This year, so far at least, in trying to determine which ace has pitched the best, we might have to look at a different form of modified ERA - the mERA. Let me explain.
Through the Phillies' first 28 games, the four aces have the following lines:
But what if we look at the Phillies' starters in a slightly different way. Each starter has had one awful game so far:
- On April 19, against the Brewers, Halladay gave up 6 earned runs, 10 hits, and 2 walks in 6.67 innings.
- On April 5, against the Mets, Hamels lasted only 2.67 innings, giving up 6 earned runs on 7 hits and 2 walks.
- On April 26, against the D-Backs, Oswalt gave up 5 earned runs in 3 innings, allowing 6 hits and 1 walk.
- On April 8, against the Braves, Lee gave up 6 earned runs in 3.3 innings, allowing 10 hits and 1 walk.
Everyone, even the Phillies' aces, is mortal.
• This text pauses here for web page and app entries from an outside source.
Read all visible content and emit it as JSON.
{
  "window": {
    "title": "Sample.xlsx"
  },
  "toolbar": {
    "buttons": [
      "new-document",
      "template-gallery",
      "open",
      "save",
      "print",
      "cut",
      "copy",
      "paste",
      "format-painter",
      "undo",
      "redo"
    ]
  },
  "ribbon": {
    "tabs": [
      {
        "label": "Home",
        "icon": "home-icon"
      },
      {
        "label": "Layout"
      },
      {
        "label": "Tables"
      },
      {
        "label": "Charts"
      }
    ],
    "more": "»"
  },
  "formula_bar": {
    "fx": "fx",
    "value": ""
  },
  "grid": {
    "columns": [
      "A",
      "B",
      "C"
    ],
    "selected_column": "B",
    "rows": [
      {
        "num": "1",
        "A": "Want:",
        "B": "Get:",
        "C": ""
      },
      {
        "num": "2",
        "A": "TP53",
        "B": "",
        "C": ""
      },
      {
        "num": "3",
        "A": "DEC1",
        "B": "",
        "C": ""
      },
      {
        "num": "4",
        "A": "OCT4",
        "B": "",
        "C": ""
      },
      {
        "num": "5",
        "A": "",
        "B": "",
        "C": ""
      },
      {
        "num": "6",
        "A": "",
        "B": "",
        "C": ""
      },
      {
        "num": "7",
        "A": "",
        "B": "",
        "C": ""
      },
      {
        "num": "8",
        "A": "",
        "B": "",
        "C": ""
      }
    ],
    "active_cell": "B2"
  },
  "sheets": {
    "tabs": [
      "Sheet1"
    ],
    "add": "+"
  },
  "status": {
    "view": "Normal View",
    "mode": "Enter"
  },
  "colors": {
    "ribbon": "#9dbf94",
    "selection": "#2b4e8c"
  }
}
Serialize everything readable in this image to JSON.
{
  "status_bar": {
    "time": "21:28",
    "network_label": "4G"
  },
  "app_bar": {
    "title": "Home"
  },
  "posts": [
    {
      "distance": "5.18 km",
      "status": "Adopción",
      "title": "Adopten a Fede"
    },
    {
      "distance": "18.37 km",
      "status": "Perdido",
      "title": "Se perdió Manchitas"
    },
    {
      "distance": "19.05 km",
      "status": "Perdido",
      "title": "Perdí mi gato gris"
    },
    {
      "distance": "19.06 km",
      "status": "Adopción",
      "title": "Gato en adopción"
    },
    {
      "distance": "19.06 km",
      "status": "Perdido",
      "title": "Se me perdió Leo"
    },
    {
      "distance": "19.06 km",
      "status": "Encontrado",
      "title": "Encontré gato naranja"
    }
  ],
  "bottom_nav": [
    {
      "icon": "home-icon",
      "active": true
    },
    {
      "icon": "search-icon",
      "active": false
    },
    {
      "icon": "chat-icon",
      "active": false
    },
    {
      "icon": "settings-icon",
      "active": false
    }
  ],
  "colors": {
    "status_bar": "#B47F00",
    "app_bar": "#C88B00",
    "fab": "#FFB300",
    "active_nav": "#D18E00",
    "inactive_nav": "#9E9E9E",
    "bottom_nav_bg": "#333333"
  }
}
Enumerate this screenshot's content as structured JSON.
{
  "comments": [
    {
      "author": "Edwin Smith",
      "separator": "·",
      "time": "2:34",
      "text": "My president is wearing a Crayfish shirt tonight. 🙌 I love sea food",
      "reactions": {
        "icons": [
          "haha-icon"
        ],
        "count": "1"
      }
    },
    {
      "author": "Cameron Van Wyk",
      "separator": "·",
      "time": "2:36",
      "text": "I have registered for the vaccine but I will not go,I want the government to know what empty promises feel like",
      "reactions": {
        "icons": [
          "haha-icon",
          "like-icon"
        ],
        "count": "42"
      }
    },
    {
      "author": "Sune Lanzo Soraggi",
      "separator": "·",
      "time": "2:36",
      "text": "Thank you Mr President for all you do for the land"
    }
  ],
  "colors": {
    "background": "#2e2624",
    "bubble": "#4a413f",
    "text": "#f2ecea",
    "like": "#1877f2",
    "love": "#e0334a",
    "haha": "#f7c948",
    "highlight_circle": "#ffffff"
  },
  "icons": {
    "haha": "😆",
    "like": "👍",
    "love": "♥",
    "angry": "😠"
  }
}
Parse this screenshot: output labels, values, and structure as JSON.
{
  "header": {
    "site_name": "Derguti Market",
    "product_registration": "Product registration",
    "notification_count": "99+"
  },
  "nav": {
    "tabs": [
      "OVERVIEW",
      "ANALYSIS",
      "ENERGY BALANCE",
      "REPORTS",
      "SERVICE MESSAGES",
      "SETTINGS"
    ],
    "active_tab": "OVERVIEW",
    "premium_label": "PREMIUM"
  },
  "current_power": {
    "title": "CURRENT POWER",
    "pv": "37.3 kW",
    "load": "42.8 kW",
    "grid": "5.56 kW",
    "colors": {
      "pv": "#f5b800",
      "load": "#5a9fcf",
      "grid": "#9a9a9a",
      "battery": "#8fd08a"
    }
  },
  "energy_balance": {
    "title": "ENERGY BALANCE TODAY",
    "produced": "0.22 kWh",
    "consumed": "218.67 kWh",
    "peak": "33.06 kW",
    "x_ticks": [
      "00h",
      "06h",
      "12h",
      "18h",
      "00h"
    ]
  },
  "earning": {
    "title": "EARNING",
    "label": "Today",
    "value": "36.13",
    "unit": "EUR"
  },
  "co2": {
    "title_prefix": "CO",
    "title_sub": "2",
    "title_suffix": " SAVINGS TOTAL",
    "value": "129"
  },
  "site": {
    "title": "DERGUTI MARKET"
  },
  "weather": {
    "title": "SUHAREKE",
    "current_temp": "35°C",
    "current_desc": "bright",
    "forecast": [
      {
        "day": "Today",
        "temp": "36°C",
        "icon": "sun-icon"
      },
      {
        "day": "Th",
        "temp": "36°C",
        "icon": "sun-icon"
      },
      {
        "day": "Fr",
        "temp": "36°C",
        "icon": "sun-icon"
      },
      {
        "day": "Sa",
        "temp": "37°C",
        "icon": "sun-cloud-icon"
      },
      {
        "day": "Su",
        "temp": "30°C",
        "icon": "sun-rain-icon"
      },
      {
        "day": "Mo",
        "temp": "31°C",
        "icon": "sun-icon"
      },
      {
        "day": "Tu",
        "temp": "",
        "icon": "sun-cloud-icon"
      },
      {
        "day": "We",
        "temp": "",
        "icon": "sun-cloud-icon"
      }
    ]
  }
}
So what if we remove these mulligans from their stats? How would they look then? Here's a chart of each pitcher's stats without that one awful game. They're ranked by mERA (mulligan ERA) but each of their other stats is also mulligan-ed.
As we can see by this chart, Halladay remains king, but the difference between him and the others shrinks. Although Halladay still has a remarkable advantage over the others in FIP, Hamels and Oswalt join Halladay in having mERAs under 2. And all of the aces have been incredibly effective in keeping runners off the basepaths, but Hamels has been the best, with an mWHIP of 0.84. His 2 home runs compared to Halladay's 0 in his non-mulligan games is the big difference in their FIPs.
Basically, without any modification, the Phillies aces have pitched spectacularly. But, with a slight modification to account for human fallibility, we can see that the Phillies aces have been even better than their raw stats indicate. Halladay is still the best, but the others are closer behind than you might otherwise think.